Records for this task -

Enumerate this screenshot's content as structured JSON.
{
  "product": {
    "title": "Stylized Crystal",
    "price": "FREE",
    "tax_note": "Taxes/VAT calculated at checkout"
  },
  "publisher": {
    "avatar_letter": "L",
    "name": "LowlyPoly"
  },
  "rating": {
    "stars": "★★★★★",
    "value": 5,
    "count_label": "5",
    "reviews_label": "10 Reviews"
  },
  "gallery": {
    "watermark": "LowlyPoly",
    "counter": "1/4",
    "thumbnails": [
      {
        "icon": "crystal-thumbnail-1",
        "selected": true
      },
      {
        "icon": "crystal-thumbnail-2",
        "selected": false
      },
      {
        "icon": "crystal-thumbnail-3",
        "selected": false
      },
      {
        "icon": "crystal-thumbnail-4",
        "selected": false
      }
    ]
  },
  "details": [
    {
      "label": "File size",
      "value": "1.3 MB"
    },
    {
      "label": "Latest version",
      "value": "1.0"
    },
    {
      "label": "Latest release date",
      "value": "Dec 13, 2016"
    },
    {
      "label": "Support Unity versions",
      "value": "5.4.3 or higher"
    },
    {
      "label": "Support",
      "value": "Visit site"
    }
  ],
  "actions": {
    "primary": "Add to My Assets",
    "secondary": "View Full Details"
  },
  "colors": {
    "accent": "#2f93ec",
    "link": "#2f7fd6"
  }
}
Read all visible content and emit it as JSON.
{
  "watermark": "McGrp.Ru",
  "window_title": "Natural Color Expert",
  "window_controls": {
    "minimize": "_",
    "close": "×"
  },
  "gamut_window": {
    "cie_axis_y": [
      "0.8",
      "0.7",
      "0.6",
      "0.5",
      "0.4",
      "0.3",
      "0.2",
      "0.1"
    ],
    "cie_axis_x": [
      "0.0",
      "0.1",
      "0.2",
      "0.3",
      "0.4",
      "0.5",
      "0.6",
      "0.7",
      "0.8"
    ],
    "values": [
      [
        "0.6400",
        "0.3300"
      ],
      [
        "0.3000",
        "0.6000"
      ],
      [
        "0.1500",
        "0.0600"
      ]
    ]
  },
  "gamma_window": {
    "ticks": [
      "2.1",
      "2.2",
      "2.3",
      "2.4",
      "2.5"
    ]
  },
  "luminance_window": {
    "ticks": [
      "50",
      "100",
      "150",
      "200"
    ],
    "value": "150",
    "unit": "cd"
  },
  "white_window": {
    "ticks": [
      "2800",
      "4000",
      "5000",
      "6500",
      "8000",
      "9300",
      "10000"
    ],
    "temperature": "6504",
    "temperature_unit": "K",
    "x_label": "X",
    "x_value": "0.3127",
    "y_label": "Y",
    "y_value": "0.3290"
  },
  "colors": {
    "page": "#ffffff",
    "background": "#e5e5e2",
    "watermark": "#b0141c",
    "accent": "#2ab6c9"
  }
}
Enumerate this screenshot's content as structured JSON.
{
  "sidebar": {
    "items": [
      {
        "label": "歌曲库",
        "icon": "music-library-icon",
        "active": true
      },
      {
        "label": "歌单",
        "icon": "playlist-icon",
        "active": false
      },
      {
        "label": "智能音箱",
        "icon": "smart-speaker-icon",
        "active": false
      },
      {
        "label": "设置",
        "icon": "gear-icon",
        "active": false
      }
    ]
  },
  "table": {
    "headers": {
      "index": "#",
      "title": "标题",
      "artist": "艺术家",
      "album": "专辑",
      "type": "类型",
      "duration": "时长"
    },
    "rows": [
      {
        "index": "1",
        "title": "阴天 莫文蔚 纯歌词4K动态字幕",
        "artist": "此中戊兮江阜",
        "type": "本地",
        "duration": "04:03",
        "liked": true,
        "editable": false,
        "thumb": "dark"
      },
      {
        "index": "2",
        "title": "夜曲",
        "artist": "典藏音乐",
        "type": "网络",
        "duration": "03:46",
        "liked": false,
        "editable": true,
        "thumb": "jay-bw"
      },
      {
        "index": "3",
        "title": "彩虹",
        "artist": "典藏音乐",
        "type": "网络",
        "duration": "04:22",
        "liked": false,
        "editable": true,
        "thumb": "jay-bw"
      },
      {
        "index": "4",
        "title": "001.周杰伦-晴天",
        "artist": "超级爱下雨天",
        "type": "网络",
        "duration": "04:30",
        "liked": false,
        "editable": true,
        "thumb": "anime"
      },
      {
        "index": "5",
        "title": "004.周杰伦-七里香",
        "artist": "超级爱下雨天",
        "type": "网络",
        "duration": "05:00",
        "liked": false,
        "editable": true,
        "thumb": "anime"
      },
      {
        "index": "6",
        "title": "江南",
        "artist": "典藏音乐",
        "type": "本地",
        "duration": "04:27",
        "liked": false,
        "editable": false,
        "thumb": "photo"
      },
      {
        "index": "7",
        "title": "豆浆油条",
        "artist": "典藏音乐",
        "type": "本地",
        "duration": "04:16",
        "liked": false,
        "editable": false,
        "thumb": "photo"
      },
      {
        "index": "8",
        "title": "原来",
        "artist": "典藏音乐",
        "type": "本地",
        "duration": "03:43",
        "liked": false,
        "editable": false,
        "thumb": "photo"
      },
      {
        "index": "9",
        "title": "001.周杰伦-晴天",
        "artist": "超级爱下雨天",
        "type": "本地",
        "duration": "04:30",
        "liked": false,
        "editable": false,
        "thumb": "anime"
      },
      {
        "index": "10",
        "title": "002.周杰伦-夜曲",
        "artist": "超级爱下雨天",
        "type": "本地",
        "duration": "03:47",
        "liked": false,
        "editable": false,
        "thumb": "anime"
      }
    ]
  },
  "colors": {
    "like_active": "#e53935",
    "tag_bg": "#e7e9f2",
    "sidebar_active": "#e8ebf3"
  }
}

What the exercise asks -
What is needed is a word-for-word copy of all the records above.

The completed task -
Enumerate this screenshot's content as structured JSON.
{
  "product": {
    "title": "Stylized Crystal",
    "price": "FREE",
    "tax_note": "Taxes/VAT calculated at checkout"
  },
  "publisher": {
    "avatar_letter": "L",
    "name": "LowlyPoly"
  },
  "rating": {
    "stars": "★★★★★",
    "value": 5,
    "count_label": "5",
    "reviews_label": "10 Reviews"
  },
  "gallery": {
    "watermark": "LowlyPoly",
    "counter": "1/4",
    "thumbnails": [
      {
        "icon": "crystal-thumbnail-1",
        "selected": true
      },
      {
        "icon": "crystal-thumbnail-2",
        "selected": false
      },
      {
        "icon": "crystal-thumbnail-3",
        "selected": false
      },
      {
        "icon": "crystal-thumbnail-4",
        "selected": false
      }
    ]
  },
  "details": [
    {
      "label": "File size",
      "value": "1.3 MB"
    },
    {
      "label": "Latest version",
      "value": "1.0"
    },
    {
      "label": "Latest release date",
      "value": "Dec 13, 2016"
    },
    {
      "label": "Support Unity versions",
      "value": "5.4.3 or higher"
    },
    {
      "label": "Support",
      "value": "Visit site"
    }
  ],
  "actions": {
    "primary": "Add to My Assets",
    "secondary": "View Full Details"
  },
  "colors": {
    "accent": "#2f93ec",
    "link": "#2f7fd6"
  }
}
Read all visible content and emit it as JSON.
{
  "watermark": "McGrp.Ru",
  "window_title": "Natural Color Expert",
  "window_controls": {
    "minimize": "_",
    "close": "×"
  },
  "gamut_window": {
    "cie_axis_y": [
      "0.8",
      "0.7",
      "0.6",
      "0.5",
      "0.4",
      "0.3",
      "0.2",
      "0.1"
    ],
    "cie_axis_x": [
      "0.0",
      "0.1",
      "0.2",
      "0.3",
      "0.4",
      "0.5",
      "0.6",
      "0.7",
      "0.8"
    ],
    "values": [
      [
        "0.6400",
        "0.3300"
      ],
      [
        "0.3000",
        "0.6000"
      ],
      [
        "0.1500",
        "0.0600"
      ]
    ]
  },
  "gamma_window": {
    "ticks": [
      "2.1",
      "2.2",
      "2.3",
      "2.4",
      "2.5"
    ]
  },
  "luminance_window": {
    "ticks": [
      "50",
      "100",
      "150",
      "200"
    ],
    "value": "150",
    "unit": "cd"
  },
  "white_window": {
    "ticks": [
      "2800",
      "4000",
      "5000",
      "6500",
      "8000",
      "9300",
      "10000"
    ],
    "temperature": "6504",
    "temperature_unit": "K",
    "x_label": "X",
    "x_value": "0.3127",
    "y_label": "Y",
    "y_value": "0.3290"
  },
  "colors": {
    "page": "#ffffff",
    "background": "#e5e5e2",
    "watermark": "#b0141c",
    "accent": "#2ab6c9"
  }
}
Enumerate this screenshot's content as structured JSON.
{
  "sidebar": {
    "items": [
      {
        "label": "歌曲库",
        "icon": "music-library-icon",
        "active": true
      },
      {
        "label": "歌单",
        "icon": "playlist-icon",
        "active": false
      },
      {
        "label": "智能音箱",
        "icon": "smart-speaker-icon",
        "active": false
      },
      {
        "label": "设置",
        "icon": "gear-icon",
        "active": false
      }
    ]
  },
  "table": {
    "headers": {
      "index": "#",
      "title": "标题",
      "artist": "艺术家",
      "album": "专辑",
      "type": "类型",
      "duration": "时长"
    },
    "rows": [
      {
        "index": "1",
        "title": "阴天 莫文蔚 纯歌词4K动态字幕",
        "artist": "此中戊兮江阜",
        "type": "本地",
        "duration": "04:03",
        "liked": true,
        "editable": false,
        "thumb": "dark"
      },
      {
        "index": "2",
        "title": "夜曲",
        "artist": "典藏音乐",
        "type": "网络",
        "duration": "03:46",
        "liked": false,
        "editable": true,
        "thumb": "jay-bw"
      },
      {
        "index": "3",
        "title": "彩虹",
        "artist": "典藏音乐",
        "type": "网络",
        "duration": "04:22",
        "liked": false,
        "editable": true,
        "thumb": "jay-bw"
      },
      {
        "index": "4",
        "title": "001.周杰伦-晴天",
        "artist": "超级爱下雨天",
        "type": "网络",
        "duration": "04:30",
        "liked": false,
        "editable": true,
        "thumb": "anime"
      },
      {
        "index": "5",
        "title": "004.周杰伦-七里香",
        "artist": "超级爱下雨天",
        "type": "网络",
        "duration": "05:00",
        "liked": false,
        "editable": true,
        "thumb": "anime"
      },
      {
        "index": "6",
        "title": "江南",
        "artist": "典藏音乐",
        "type": "本地",
        "duration": "04:27",
        "liked": false,
        "editable": false,
        "thumb": "photo"
      },
      {
        "index": "7",
        "title": "豆浆油条",
        "artist": "典藏音乐",
        "type": "本地",
        "duration": "04:16",
        "liked": false,
        "editable": false,
        "thumb": "photo"
      },
      {
        "index": "8",
        "title": "原来",
        "artist": "典藏音乐",
        "type": "本地",
        "duration": "03:43",
        "liked": false,
        "editable": false,
        "thumb": "photo"
      },
      {
        "index": "9",
        "title": "001.周杰伦-晴天",
        "artist": "超级爱下雨天",
        "type": "本地",
        "duration": "04:30",
        "liked": false,
        "editable": false,
        "thumb": "anime"
      },
      {
        "index": "10",
        "title": "002.周杰伦-夜曲",
        "artist": "超级爱下雨天",
        "type": "本地",
        "duration": "03:47",
        "liked": false,
        "editable": false,
        "thumb": "anime"
      }
    ]
  },
  "colors": {
    "like_active": "#e53935",
    "tag_bg": "#e7e9f2",
    "sidebar_active": "#e8ebf3"
  }
}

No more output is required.